I contemplated my life, balanced my checkbook in my mind, did meal planning, and mentally made a grocery list not to acknowledge that everything was shaking. At the tone going off to announce our freedom, we both crumpled to the floor.
“Why are we doing this again?” I asked.
“I don’t know,” she said with her face on the carpet.
Once we were at a minute, 30 seconds got added on next. Then ten-second increments. Little by little, the torture was slowly creeping in.
Day 18 brought 2 minutes and 30 seconds to the table, and it was like a lifetime. So, what kept me going? I had read about the health benefits of better core strength, balance, more energy, a faster metabolism, improved mood, a reduction in injuries, and stronger back muscles.
The night before our final session, I held myself stationary for 4 minutes and 30 seconds while trying not to scream breathe. I had come a long way from a mere 20 seconds. Only one more day, and it was going to be the mother of them all. 5 minutes.
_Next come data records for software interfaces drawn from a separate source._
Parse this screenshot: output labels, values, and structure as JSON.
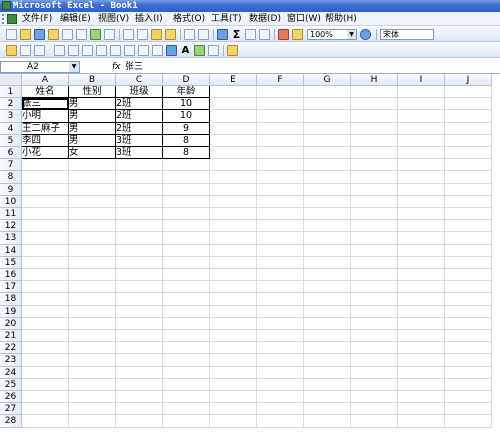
{
  "window": {
    "title": "Microsoft Excel - Book1"
  },
  "menus": [
    "文件(F)",
    "编辑(E)",
    "视图(V)",
    "插入(I)",
    "格式(O)",
    "工具(T)",
    "数据(D)",
    "窗口(W)",
    "帮助(H)"
  ],
  "toolbar": {
    "zoom": "100%",
    "font": "宋体",
    "text_button": "A"
  },
  "formula_bar": {
    "name_box": "A2",
    "fx_label": "fx",
    "value": "张三"
  },
  "columns": [
    "A",
    "B",
    "C",
    "D",
    "E",
    "F",
    "G",
    "H",
    "I",
    "J"
  ],
  "rows": [
    "1",
    "2",
    "3",
    "4",
    "5",
    "6",
    "7",
    "8",
    "9",
    "10",
    "11",
    "12",
    "13",
    "14",
    "15",
    "16",
    "17",
    "18",
    "19",
    "20",
    "21",
    "22",
    "23",
    "24",
    "25",
    "26",
    "27",
    "28"
  ],
  "table": {
    "headers": [
      "姓名",
      "性别",
      "班级",
      "年龄"
    ],
    "data": [
      [
        "张三",
        "男",
        "2班",
        "10"
      ],
      [
        "小明",
        "男",
        "2班",
        "10"
      ],
      [
        "王二麻子",
        "男",
        "2班",
        "9"
      ],
      [
        "李四",
        "男",
        "3班",
        "8"
      ],
      [
        "小花",
        "女",
        "3班",
        "8"
      ]
    ]
  },
  "colors": {
    "title_bar": "#3a6fd8",
    "menu_bg": "#eef3fb",
    "header_bg": "#e4e9f2"
  }
}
I woke up with the worse backache of my life! I crawled out of bed, unable to complete the final round. I could not believe that I had done the entire thing, only to be cut off on the very last day. Instead of realizing how far I had come, I only felt defeated that I couldn’t finish what I had started. I didn’t ever want to hear the word plank again.
In my walk spiritually, I have had these same moments where I knew I was to go a certain way, but then the path I was on led me in an entirely different direction. But that’s how living by faith goes. When you begin, you might not know the outcome.
In Proverbs 16:9, there is a good reminder that we are not in control and never will be:
We can make our plans, but the Lord determines our steps. (NLT)
It may be a tough pill to swallow at times, but if you want to live fully under the shadow of heaven’s wings, you have to conclude that it’s not all about you. Eyes are watching that see everything from a standpoint that we cannot, and our lives are meant to be used for the good of all humanity.
Underused body parts will let you know when they are not comfortable, and there have been times when I have not felt secure as my abilities to see and hear the unseen realm are increasing. I didn’t want to be deemed different than others, so I hid the truth of who I am becoming so others don’t live in fear because of me. If you can’t explain it, you set yourself up for the judgment of others, and that’s fun.
Growth involves not staying where you have been, so there’s going to be letting go of old, worn-out ideas, saying goodbye to what doesn’t serve you anymore, and coming to know the potential you have always possessed. It can feel like you are dying, but you are not.
You are becoming your genuine self as you trust in the One who put you here to do a job, and you allow yourself to be stretched beyond what you thought you could handle, only to find out you can.
Remaining stagnant is always going to be an option, but there will never be fulfillment in that. The still, small voice will never stop pursuing, hoping to see you move forward into your best self as you shape up.